Most national wildlife refuges offer us all a chance to unplug from the stresses of daily life and reconnect with our natural surroundings.  Although Midway Atoll National Wildlife Refuge and Battle of Midway National Memorial are currently closed to public visitation, these links provide for several exciting virtual ways to visit and even tour the Refuge.

Exploring Midway Atoll

Midway Atoll 360° Virtual Tour

Midway Atoll in Virtual Reality

Google Street View

Location and Contact Information

      About Us

      Located on the far northern end of the Hawaiian archipelago, Midway Atoll National Wildlife Refuge and Battle of Midway National Memorial is located within the Papahānaumokuākea Marine National Monument. It is one the oldest atoll formations in the world that provides nesting habitat for millions of seabirds and it a touchstone for one of the most significant naval battles in our human history.  Today, the U.S. Fish and Wildlife Service staff, volunteer and contractors live on Midway to support the recovery and integrity of wildlife habitat and species while balancing their own human impact on the land and seascape and protecting historical resources. 

      What We Do

      The purpose of Midway Atoll National Wildlife Refuge and Battle of Midway National Memorial is to serve as a refuge and breeding ground for migratory birds, monk seals, sea turtles and other wildlife, while also protecting cultural resources from the Commercial Pacific Cable Company to the historic Battle of Midway.  

      Our Species

      Midway Atoll's (Kauaihelani) three small islands provide a virtually predator-free safe haven for the world's largest albatross colony encircled by a ring of coral reef that hosts an amazing variety of unique wildlife including green sea turtles, spinner dolphins, and endangered Hawaiian monk seals among an unprecedented rate of endemic fish. 

      To learn about what birds, mammals, reptiles, fish, invertebrates, and plants exist at Midway Atoll, see the Species section.

      bird flying up above with clouds

      Adult Black-footed Albatross are large seabirds though small compared with other albatross species. They are very long with narrow wings, mostly dusky brown, white at the base of their bill and under eye, and have a large bill. Juveniles are similar to adults, but usually have less white at the...

      FWS Focus
      The largest and only white-bodied albatross in the north Pacific. Golden, yellow cast on head and nape. Upper wings: white with black primaries, secondaries, and tertials. Under wing: white with black leading and trailing edges. White tail with black fringe. Large, pink bill with blue tip and black...
      FWS Focus
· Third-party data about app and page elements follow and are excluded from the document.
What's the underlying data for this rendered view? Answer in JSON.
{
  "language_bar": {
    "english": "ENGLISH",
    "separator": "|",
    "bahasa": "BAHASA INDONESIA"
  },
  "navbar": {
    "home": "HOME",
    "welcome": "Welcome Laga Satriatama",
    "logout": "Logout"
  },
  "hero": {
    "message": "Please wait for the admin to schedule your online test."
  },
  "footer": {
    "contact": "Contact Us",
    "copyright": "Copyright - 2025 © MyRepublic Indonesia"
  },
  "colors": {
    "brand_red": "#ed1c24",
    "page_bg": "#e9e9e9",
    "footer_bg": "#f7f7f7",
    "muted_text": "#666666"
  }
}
      Projects and Research

      The principal refuge management objective on land is to enhance the quality of habitat for the full diversity of nesting seabird species. This will be accomplished by preventing the reintroduction of rats, by controlling noxious plants and by replanting specific areas with native vegetation. 

      Several steps have been taken or are underway to minimize human activities that adversely impact wildlife. Examples include the elimination of overhead wiring, the modification of lights that disorient night-flying birds and the timing of construction or repair activities to reduce wildlife impacts. Some particularly important beaches have been declared "off limits" to encourage undisturbed use of these areas by seals.